Tourniquets in WWII Wolff AMEDD J April 1945 We believe that the strap-and-buckle tourniquet in common use is ineffective in most instances under field conditionsit rarely controls bleeding no matter how tightly applied.

Over 2500 deaths occurred in Vietnam secondary to hemorrhage from extremity wounds. These casualties had no other injuries.
Vietnam. Medical Evacuation. Marines of Company E, 2nd Battalion, 9th Marines, while under heavy firefight with NVAs within the DMZ on Operation Hickory III, are carrying one of their fellow Marines to the H-34. 07/29/1967

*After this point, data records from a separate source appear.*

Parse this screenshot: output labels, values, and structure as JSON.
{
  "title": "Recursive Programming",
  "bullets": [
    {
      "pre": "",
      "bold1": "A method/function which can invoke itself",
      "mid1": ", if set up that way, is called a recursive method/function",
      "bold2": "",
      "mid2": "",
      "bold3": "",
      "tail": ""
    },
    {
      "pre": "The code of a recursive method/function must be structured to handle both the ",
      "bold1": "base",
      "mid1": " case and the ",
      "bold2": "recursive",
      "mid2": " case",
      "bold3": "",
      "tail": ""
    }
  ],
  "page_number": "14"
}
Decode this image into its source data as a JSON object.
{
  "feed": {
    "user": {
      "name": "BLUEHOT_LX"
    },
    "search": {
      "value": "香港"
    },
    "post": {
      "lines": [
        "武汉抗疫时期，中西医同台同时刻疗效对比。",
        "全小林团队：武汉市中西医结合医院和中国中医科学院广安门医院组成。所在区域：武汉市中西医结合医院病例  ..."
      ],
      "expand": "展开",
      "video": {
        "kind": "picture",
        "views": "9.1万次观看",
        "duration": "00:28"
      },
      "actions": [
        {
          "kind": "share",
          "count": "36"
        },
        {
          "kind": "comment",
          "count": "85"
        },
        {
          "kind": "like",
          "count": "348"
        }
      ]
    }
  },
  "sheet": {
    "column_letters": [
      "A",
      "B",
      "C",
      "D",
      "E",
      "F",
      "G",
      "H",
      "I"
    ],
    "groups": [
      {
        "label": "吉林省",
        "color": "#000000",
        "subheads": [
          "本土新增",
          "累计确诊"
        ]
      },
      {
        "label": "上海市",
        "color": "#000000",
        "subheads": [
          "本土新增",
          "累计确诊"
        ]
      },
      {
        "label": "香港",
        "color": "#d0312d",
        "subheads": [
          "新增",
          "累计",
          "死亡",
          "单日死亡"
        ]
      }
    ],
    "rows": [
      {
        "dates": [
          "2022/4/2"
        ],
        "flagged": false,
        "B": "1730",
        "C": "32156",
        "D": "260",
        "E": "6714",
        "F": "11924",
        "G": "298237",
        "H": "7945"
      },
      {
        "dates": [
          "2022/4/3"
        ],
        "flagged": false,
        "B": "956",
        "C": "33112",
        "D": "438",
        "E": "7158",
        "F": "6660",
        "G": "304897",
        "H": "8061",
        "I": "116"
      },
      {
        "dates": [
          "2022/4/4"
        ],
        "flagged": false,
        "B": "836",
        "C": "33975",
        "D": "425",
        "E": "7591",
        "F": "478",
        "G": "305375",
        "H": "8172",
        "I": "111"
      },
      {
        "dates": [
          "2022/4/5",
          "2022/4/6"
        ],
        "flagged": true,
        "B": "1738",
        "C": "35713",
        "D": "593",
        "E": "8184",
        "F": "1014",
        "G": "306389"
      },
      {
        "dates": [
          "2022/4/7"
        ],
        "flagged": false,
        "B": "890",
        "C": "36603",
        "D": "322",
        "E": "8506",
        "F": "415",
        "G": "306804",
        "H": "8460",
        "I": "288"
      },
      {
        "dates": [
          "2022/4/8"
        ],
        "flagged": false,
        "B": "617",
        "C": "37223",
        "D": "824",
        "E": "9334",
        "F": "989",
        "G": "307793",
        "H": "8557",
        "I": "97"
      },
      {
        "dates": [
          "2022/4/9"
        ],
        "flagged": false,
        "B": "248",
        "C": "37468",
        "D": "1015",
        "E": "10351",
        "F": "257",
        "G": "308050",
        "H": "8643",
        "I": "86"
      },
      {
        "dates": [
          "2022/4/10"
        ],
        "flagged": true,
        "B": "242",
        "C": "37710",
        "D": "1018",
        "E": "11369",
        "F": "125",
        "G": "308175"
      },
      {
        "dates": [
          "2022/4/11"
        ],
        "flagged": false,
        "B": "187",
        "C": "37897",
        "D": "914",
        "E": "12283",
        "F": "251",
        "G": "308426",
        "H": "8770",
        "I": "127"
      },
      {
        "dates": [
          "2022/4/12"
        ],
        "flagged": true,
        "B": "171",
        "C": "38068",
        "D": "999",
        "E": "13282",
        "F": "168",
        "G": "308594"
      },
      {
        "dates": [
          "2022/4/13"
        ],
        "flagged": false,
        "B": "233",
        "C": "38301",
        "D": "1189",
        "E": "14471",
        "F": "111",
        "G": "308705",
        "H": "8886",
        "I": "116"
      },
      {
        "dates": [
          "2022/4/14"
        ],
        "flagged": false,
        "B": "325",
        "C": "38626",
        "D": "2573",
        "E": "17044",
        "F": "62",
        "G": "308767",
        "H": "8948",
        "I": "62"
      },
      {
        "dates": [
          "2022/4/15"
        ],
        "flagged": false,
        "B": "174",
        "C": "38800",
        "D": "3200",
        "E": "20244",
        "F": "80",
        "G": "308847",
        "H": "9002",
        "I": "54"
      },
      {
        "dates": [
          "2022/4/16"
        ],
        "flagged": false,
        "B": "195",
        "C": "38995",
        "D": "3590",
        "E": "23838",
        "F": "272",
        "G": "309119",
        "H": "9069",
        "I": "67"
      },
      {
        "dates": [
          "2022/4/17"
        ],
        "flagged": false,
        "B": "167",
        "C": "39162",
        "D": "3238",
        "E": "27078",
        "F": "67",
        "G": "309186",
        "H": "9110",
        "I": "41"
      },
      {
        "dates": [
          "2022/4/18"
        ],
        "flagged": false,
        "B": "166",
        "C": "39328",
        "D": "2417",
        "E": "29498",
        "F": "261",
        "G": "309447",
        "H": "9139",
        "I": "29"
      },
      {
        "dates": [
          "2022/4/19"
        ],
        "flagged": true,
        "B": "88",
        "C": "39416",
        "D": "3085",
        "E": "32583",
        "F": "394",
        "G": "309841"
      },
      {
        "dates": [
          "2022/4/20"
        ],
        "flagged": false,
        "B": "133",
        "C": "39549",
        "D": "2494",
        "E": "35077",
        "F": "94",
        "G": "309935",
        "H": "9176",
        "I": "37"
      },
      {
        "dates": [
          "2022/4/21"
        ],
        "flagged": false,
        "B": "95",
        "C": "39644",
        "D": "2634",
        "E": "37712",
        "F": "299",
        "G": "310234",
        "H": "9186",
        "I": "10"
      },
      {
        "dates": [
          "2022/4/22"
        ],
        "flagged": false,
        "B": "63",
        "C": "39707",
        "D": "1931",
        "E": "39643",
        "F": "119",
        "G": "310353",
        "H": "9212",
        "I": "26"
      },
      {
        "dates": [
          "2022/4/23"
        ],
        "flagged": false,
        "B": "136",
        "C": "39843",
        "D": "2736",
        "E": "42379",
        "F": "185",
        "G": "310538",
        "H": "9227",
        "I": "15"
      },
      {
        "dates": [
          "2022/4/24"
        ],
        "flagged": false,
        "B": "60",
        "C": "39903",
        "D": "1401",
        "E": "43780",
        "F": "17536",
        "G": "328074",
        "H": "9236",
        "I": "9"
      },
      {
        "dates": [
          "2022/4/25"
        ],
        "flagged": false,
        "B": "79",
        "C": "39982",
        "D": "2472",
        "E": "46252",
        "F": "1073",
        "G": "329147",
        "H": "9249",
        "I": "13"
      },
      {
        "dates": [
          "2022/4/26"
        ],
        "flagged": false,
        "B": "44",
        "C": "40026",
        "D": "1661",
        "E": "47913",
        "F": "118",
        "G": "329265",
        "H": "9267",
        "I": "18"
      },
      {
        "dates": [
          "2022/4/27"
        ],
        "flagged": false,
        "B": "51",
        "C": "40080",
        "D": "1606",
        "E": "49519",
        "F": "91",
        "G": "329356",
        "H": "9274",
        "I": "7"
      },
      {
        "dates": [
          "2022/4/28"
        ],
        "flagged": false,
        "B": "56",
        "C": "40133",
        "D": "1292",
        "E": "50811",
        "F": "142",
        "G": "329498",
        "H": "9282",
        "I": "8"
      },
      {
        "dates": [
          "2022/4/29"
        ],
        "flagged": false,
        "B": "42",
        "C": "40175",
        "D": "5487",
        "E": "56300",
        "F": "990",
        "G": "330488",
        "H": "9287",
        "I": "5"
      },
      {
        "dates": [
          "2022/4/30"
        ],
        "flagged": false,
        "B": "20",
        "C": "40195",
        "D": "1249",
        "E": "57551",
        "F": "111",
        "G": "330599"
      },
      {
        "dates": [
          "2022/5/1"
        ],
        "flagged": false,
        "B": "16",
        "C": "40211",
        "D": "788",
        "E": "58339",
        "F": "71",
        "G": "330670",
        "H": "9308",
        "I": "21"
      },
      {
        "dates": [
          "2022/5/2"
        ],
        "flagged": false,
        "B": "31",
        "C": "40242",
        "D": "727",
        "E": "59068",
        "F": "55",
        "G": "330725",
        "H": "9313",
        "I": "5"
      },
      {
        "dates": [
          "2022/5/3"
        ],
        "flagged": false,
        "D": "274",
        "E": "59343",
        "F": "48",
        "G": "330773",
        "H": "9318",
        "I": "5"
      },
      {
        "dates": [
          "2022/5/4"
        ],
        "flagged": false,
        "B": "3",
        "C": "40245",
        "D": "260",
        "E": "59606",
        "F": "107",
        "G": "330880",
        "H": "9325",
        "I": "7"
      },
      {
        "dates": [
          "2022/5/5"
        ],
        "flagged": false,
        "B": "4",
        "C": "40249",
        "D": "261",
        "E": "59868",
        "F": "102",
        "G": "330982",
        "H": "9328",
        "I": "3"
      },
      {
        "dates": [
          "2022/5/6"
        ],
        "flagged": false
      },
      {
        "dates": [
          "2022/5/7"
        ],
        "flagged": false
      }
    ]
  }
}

Tourniquets in U.S Military Mid-1990s

Old strap-and-buckle tourniquets still being issued Medics, corpsmen, and PJs being trained in courses where they were taught not to use them

SOF Deaths in the GWOT Holcomb, et al

Ann Surg 2007 Factors That Might Have Changed Outcomes (82 Fatalities 12 Potentially Survivable) Hemostatic dressings/direct pressure (2) Tourniquets (3) Faster CASEVAC or IV hemorrhage control (7) Surgical airway vs intubation (1) Needle thoracostomy (1) PRBCs on helos (2) Battlefield antibiotics (1)

Tourniquets Beekley et al J Trauma 2008

31st CSH in 2004 165 casualties with severe extremity trauma 67 with prehospital tourniquets; 98 without Seven deaths Four of the seven deaths were potentially preventable had an adequate prehospital tourniquet been placed

TCCC Realignment 28 March 2008

From the Naval Operational Medicine Institute To the Defense Health Board


DHB Organization
Robert M. Gates Defense Secretary

David S. C. Chu Under Secretary of Defense for Personnel and Readiness

FACA Committee Management Official

Mr. Frank M. Wilson

Designated Federal Official

Adam M. Robinson, Jr. Navy Surgeon General Vice Admiral

James G. Roudebush James G. Roudebush Air Force Surgeon General Air Force Surgeon General Lieutenant General Lieutenant General

Eric B. Schoomaker Army Surgeon General Lieutenant General

Dr. S. Ward Casscells Assistant Secretary of Defense for Health Affairs


Ms. Ellen P. Embrey Deputy Assistant Secretary of Defense for Force Health Protection and Readiness and Director, Deployment Health Support

Defense Health Board

Support & Administration


DHB Realignment Goal

Top Cover with minimal interference!!!